Lily James: And also the zombies—what’s cool is that you get both.  You get Jane Austen, and you get Pride & Prejudice and that story, especially the love story, Liz and Darcy and Jane and Bingley, like that all really remains the heart of the story and it’s a romance, it’s a drama, but then throw into that every time you’re maybe getting a bit bored, a big zombie attack, so it really just makes it very, a sort of exciting romp and quite scary and funny, and I don’t know, somehow it just all holds together, doesn’t it guys?

Bella Heathcote: Yes.  It’s like Austen but a bit less nutritional value, a bit more candy on top.

Caller: So obviously this is an immensely subversive take on this story, and that gives you guys some leeway to kind of bring in maybe less traditional takes, and this is for anyone, less traditional takes on these classic characters.  Was there anything that you specifically put in to subvert these characters or our expectations of them or that you just thought was a particularly interesting twist that is provided by this kind of project?
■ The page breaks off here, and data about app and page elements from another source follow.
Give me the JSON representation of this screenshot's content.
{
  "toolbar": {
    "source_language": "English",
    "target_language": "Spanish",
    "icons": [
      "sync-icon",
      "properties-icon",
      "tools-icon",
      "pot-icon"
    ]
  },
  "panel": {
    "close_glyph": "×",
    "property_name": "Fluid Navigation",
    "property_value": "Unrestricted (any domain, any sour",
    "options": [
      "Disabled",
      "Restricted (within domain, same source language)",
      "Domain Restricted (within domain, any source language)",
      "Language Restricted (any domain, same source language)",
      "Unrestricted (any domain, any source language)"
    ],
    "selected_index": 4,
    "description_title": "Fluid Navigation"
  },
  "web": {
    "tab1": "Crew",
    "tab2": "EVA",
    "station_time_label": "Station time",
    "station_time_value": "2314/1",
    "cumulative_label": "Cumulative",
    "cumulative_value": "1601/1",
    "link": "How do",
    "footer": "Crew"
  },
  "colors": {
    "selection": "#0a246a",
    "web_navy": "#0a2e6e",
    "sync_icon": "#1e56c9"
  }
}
Lily James: Good question. I didn’t purposely try and subvert her because—I’m Lily, I played Liz Bennet.  I didn’t purposely try and subvert her, because so much was just done anyway in the story, in the plot and the circumstance, but because of that I think my Liz Bennet is much angrier, much spirited, sort of she says what she—she manifests what she feels more, she can’t hide it as well as, I think Liz tends— does in the original and so I think Matt played Parson Collins and you were pretty subversive.  You can talk about that. 

Matt Smith: Yes.  I think because there are zombies in the film, like somehow eternally that allows you to be—sort of make bold choices because the laws of the universe are slightly heightened and the characters that exist in it can therefore be slightly heightened, I think.  And I just think it’s interesting as well, I think maybe subversive is the right word or the wrong word but just to reinvent characters that have been played before much like you would play Hamlet and every actor gives that their spin—I think with Jane Austen and this work it’s a similar idea.  You’ve got to bring something new to the table which everyone did, I thought.

Lily Smith: And because it’s a period genre and because it was zombies it meant that we could be way more free. 

Douglas Booth: I actually had a badger down my pants the whole film or so I thought.  Cold, cold days so very interesting on all fronts.